**WHAT THE EXERCISE ASKS**:
Filter the records down to the lines that hold the word "Medic", and copy each of those lines.

**RECORDS FOR THE TASK**:
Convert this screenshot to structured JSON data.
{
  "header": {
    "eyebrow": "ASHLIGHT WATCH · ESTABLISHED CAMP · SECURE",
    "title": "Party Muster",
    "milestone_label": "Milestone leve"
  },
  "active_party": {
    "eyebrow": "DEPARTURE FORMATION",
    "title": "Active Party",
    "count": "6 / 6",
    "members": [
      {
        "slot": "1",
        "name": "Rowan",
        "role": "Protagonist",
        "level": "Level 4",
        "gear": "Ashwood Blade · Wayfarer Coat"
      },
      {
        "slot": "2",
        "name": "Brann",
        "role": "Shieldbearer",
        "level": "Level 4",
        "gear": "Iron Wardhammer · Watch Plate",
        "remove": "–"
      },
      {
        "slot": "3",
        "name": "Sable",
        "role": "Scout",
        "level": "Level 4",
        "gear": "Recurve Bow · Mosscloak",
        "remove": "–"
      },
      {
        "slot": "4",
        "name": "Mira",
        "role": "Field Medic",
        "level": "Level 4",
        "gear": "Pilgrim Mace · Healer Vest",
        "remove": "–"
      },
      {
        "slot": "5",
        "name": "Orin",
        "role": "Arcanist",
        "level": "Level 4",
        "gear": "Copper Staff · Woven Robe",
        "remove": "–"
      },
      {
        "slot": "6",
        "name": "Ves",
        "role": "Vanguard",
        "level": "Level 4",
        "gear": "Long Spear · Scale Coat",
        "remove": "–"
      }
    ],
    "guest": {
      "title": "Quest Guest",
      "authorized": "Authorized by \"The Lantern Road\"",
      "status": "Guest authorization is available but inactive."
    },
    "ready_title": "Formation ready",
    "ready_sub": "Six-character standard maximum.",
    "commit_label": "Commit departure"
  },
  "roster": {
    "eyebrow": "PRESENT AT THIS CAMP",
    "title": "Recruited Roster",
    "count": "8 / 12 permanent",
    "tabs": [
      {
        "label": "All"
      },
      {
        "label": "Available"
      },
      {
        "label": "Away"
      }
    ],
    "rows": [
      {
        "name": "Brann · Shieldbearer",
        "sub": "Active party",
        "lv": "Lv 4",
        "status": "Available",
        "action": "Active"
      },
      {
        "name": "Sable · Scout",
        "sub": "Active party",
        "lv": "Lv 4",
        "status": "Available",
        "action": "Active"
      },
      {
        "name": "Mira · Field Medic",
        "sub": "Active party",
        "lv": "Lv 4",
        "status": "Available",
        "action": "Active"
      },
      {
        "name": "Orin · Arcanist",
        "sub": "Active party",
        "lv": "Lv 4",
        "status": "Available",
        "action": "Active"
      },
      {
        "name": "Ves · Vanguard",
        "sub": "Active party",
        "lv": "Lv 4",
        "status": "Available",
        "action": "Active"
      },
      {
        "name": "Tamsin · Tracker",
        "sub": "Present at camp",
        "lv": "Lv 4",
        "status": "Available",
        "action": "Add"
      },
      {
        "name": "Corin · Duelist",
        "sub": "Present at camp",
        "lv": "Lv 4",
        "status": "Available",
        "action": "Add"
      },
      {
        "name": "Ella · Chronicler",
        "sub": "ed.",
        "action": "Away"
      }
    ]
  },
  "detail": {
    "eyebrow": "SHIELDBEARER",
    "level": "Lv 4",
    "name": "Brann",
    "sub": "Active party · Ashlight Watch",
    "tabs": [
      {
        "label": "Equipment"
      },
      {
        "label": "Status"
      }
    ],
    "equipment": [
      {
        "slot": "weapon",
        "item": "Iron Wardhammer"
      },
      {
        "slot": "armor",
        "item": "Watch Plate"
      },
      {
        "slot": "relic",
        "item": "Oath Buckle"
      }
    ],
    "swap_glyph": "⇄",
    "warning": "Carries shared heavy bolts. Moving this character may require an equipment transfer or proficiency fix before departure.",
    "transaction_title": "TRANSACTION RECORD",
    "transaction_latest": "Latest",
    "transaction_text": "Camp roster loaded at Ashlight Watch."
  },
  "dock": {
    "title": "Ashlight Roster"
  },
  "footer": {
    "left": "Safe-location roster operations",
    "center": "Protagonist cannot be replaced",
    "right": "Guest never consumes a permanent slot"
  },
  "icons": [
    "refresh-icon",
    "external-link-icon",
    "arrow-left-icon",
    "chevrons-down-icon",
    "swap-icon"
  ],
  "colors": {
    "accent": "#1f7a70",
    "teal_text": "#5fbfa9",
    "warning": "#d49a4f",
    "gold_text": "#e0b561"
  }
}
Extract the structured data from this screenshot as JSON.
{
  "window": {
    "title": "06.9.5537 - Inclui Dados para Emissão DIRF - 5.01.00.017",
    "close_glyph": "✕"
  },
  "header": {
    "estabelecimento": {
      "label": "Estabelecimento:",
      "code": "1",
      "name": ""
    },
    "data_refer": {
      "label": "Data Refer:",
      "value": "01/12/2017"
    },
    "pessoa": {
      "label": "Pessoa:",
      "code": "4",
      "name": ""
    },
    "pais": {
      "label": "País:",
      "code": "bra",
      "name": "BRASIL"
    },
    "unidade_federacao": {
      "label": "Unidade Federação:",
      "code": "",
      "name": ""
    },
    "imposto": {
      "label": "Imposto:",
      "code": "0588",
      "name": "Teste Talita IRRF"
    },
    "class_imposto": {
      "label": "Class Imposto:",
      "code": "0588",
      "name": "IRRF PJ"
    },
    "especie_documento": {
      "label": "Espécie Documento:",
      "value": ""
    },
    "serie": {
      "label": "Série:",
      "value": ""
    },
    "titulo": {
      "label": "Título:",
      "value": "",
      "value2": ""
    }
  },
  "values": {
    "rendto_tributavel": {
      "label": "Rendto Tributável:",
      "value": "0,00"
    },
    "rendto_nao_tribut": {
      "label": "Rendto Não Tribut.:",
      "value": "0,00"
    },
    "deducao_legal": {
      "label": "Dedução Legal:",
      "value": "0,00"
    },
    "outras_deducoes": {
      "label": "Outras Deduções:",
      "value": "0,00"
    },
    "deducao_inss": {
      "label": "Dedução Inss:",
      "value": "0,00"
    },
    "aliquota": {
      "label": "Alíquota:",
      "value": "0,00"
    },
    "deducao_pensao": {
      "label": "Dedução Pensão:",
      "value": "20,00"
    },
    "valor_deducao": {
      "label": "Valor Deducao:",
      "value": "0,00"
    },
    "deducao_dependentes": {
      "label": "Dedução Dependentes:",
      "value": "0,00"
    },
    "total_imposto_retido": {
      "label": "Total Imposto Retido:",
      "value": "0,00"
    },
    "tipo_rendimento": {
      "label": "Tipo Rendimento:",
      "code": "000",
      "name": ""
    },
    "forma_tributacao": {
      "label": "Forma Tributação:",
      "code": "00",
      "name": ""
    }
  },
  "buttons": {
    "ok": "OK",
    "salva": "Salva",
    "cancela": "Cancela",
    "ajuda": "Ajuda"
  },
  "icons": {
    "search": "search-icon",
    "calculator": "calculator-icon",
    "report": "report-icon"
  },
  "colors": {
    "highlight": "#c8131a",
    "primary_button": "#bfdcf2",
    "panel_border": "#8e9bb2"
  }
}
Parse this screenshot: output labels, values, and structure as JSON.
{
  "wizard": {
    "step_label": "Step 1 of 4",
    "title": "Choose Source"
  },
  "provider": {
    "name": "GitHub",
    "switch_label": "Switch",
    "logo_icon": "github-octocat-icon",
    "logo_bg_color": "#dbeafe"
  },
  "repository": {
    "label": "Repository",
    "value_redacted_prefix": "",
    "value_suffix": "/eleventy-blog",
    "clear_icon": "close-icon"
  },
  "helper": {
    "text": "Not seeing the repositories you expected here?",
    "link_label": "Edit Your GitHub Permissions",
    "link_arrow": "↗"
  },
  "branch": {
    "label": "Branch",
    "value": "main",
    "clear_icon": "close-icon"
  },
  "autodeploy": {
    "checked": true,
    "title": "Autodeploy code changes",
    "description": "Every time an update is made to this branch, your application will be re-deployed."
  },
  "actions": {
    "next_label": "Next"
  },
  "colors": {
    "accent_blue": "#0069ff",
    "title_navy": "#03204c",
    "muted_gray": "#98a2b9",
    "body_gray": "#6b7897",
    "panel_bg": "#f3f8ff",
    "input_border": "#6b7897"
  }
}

**SOLUTION TO THIS EXERCISE**:
        "role": "Field Medic",
        "name": "Mira · Field Medic",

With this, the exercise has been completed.